News Release
Contact: Holly Givens
413-774-7511, Ext. 18

GREENFIELD, Mass. (Jan. 4, 2006)-- U.S. acreage planted to organic cotton in 2004 gained ground from that planted the previous year, according to a 2005 survey conducted by the Organic Trade Association (OTA) and funded by a grant from Cotton Incorporated.

In results released today, OTA's organic cotton survey found 12 farmers grew and harvested organic cotton in the United States during 2004. Farmers in 2004 planted 5,550 acres of organic cotton, an increase of nearly 37 percent over the 4,060 acres planted in 2003. Plantings included 5,020 acres of organic upland cotton and 530 acres of organic pima cotton. Most was grown in Texas, with limited acreage in California, New Mexico and Missouri.

Acreage planted in 2005 totaled 6,577 acres of mostly upland organic cotton, an increase of 19 percent over that planted in 2004. Harvesting figures for 2005 are not yet available.

The survey was mailed to 52 people in seven states; 17 farmers returned completed surveys, with another four answering in phone interviews or by e-mail. Nine responding farmers did not grow organic cotton in 2004, while seven respondents were found not to be farmers. Only 12 of the respondents grew and harvested organic cotton in 2004. However, survey results for acreage and the number of growers may be lower than actual figures because only eight of the 16 members of the Texas Organic Cotton Marketing Cooperative answered the survey.

Based on survey results and additional information from the Texas Organic Cotton Marketing Cooperative, approximately 6,814 bales of organic cotton were harvested in 2004, compared with 4,628 bales harvested in 2003.

Respondents indicated that their biggest challenge in marketing organic cotton is competition from international organic cotton producers. The average price per pound received by farmers during 2004 ranged from 90 cents to $1.10 for organic upland cotton. Organic pima cotton prices ranged from $1.35 to $1.60 during 2004.

Respondents expressed the need for more educational resources on organic farming from local cooperative extension offices. Their chief resources for staying current with organic standards were communications with other farmers and resources provided by OTA. Asked what can be done to improve support for the long-term sustainability of organic cotton farms, they cited stable and sustainable prices, as well as more marketing efforts and further education to consumers and the supply chain concerning the value of organic cotton.

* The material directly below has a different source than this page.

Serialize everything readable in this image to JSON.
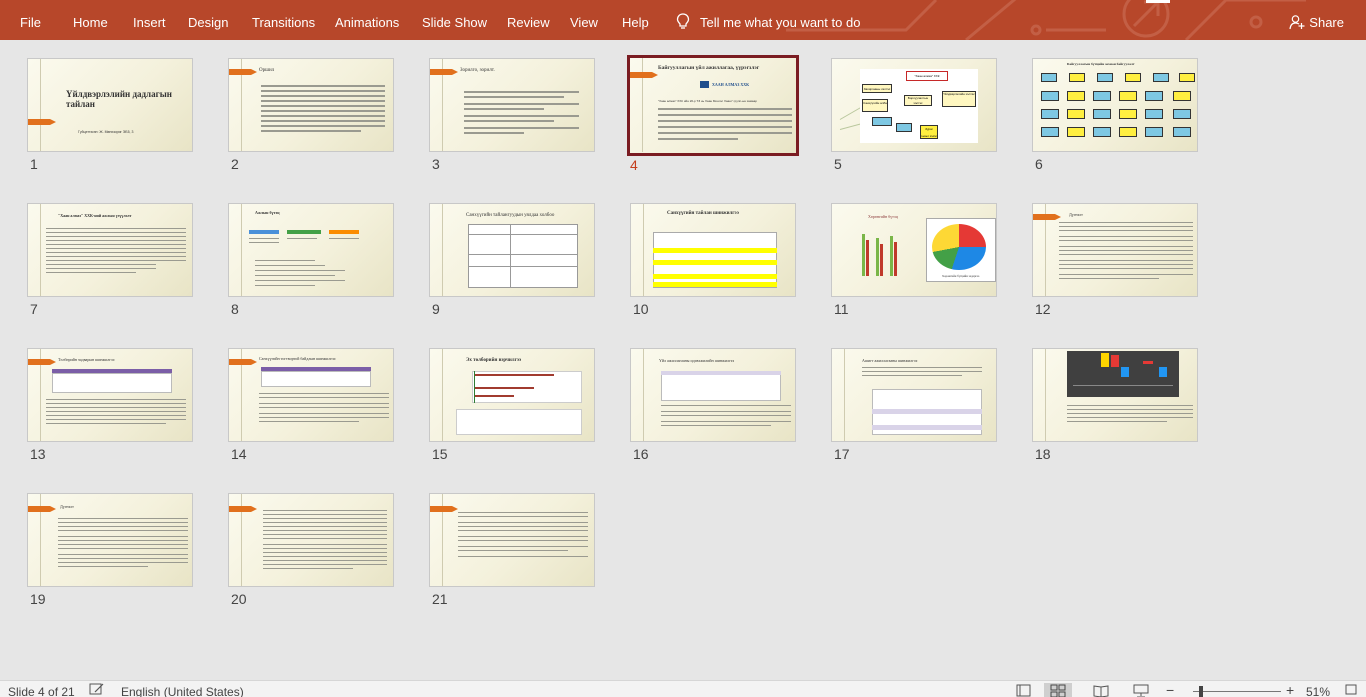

The mission of the Organic Trade Association is to promote and protect the growth of organic trade to benefit the environment, farmers, the public and the economy. OTA envisions organic products becoming a significant part of everyday life, enhancing people's lives and the environment. As a membership-based business association, the Organic Trade Association focuses on the organic business community in North America. OTA's more than 1,600 members include farmers, processors, importers, exporters, distributors, retails, certifiers, and more. For further information, visit OTA's web site at http://www.ota.com.